However, no web browser has quite cracked the issue of advertising feed-availability to people. Therefore, in order to make them more prominent and better-known, we've added a central list of the main feeds. This is accessible using the new "RSS feeds" link on the right of the Dashboard.

(If you have no idea what RSS is what are you doing reading a blog? we suggest that you read a generic introduction to the subject, such as the one published by the BBC. All Matchpeg's feeds can be added to places such as a Google home page.)

Tuesday 1 May 2007

NEW feature - full help file

Matchpeg's context-sensitive help file is now complete - i.e. full documentation of the system in addition to the Getting Started guides, the brief help text displayed on each screen (e.g. at the top of boxes), and all the various tooltips.


Now that the help file is complete, help on each page can be viewed in either or two ways:


  • Click on the new help icon in the top right of each page

  • Or just press F1

The "Help" link in the "Help and support" section on the Dashboard continues to link to the first page of the help file.


We recommend that everyone - though particularly new users - reads the "hints and tips" section of the help file. Almost everyone will already know 80% of the information in this, but it will be a different 80% for each person, and the remaining 20% may well turn out to be valuable information.

Introducing the Matchpeg Introducer scheme

Big drum roll for the launch of... the Matchpeg Introducer scheme.

The basis for this is simple, and it's worked really well in our previous ventures: word-of-mouth recommendations are much more effective and much cheaper than any other form of marketing, and anyone who recommends us to their friends and colleagues deserves a share of the proceeds.
  • You sign up as an introducer.
  • You put a link to Matchpeg on your website/blog.
  • People sign up with Matchpeg after coming to us via your link.
  • We pay you commission whenever your referrals spend money with us.

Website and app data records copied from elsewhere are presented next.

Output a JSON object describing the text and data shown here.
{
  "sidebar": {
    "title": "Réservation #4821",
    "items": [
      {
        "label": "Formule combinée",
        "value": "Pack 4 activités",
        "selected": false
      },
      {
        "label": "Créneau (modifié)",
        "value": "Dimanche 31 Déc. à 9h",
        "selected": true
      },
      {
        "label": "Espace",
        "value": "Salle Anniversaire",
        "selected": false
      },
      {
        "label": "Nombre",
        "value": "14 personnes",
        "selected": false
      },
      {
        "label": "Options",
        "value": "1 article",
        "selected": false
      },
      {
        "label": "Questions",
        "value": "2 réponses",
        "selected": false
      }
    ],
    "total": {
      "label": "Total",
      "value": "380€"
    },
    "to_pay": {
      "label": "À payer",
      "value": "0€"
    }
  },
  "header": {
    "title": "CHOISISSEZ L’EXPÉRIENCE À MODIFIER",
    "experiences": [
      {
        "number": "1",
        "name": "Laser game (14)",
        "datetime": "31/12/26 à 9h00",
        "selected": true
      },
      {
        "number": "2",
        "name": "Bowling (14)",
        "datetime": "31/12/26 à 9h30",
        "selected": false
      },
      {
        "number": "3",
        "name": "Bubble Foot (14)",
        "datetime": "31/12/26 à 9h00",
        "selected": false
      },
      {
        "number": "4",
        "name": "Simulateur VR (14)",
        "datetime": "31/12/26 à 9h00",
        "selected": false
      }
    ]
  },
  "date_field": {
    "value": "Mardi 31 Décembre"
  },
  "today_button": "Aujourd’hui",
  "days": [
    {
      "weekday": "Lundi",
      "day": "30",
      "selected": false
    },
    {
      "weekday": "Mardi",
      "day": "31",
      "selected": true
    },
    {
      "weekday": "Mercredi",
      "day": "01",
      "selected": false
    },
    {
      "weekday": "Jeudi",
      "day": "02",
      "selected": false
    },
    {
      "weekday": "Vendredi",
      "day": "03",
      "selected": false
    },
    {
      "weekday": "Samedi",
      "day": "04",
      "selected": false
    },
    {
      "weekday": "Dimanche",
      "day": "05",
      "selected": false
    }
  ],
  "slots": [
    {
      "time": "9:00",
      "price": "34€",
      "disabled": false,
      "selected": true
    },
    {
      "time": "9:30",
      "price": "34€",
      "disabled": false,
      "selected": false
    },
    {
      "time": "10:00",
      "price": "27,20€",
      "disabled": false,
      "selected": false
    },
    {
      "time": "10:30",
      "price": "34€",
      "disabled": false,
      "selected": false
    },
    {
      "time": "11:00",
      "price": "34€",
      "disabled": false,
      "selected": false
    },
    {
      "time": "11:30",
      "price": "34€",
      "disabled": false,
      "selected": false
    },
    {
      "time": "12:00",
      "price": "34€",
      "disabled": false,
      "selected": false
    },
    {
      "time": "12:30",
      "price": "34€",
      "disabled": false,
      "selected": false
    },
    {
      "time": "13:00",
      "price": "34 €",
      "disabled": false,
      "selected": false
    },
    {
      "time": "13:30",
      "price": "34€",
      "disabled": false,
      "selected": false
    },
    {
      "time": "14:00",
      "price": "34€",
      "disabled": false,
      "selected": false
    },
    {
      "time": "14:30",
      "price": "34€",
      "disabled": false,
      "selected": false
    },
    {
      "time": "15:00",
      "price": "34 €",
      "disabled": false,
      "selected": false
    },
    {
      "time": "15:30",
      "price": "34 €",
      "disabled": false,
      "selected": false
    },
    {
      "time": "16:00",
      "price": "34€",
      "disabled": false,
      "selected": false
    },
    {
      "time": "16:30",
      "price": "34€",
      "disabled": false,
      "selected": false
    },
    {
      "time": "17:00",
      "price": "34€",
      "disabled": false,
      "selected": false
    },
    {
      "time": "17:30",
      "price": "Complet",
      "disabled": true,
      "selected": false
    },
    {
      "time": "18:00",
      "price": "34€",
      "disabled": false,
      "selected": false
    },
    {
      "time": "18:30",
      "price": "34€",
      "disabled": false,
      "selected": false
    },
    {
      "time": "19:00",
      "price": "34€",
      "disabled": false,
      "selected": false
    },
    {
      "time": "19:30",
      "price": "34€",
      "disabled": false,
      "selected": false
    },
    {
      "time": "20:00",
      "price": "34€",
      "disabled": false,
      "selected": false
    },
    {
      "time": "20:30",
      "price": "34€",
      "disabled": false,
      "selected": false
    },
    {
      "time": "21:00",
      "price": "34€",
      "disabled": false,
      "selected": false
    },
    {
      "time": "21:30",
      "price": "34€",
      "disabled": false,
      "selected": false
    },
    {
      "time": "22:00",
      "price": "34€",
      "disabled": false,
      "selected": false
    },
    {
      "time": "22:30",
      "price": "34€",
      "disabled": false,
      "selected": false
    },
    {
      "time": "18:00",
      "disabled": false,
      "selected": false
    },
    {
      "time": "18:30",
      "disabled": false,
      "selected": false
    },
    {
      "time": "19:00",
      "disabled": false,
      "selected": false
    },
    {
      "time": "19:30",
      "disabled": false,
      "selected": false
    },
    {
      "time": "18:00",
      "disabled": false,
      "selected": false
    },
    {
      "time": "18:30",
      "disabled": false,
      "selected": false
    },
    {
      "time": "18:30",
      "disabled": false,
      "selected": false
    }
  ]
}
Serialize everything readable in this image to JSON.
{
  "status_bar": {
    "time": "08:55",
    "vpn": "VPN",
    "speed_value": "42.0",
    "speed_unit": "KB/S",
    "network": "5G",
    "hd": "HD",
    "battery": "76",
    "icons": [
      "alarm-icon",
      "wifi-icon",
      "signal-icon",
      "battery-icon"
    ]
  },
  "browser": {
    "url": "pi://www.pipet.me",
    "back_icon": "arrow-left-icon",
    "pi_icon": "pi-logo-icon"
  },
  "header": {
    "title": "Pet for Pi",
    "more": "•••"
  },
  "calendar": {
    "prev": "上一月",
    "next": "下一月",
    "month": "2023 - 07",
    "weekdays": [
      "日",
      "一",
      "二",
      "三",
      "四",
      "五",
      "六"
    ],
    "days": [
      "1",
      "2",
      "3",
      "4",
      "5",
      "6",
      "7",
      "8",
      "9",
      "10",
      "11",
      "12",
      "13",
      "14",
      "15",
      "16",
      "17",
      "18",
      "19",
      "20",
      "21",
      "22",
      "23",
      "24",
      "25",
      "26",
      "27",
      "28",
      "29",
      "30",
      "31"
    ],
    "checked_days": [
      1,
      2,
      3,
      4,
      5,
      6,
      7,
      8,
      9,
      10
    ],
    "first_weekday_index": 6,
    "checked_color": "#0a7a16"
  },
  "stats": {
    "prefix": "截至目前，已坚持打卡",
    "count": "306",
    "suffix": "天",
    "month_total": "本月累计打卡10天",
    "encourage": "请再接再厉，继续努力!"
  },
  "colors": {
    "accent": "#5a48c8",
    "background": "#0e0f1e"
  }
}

We also provide other kinds of marketing support such as e-mail templates which you can use when contacting your friends and colleagues about Matchpeg.

You can even introduce other introducers: if someone becomes an introducer themselves after coming to Matchpeg via you, then you can earn extra commission on their referrals. (No, this is not a Ponzi scheme. Payments to introducers don't come from payments by other introducers. Registration as an introducer is free.)

Thursday 26 April 2007

Welcome to Matchpeg

Welcome to Matchpeg, the site for relieving business frustrations and delivering results.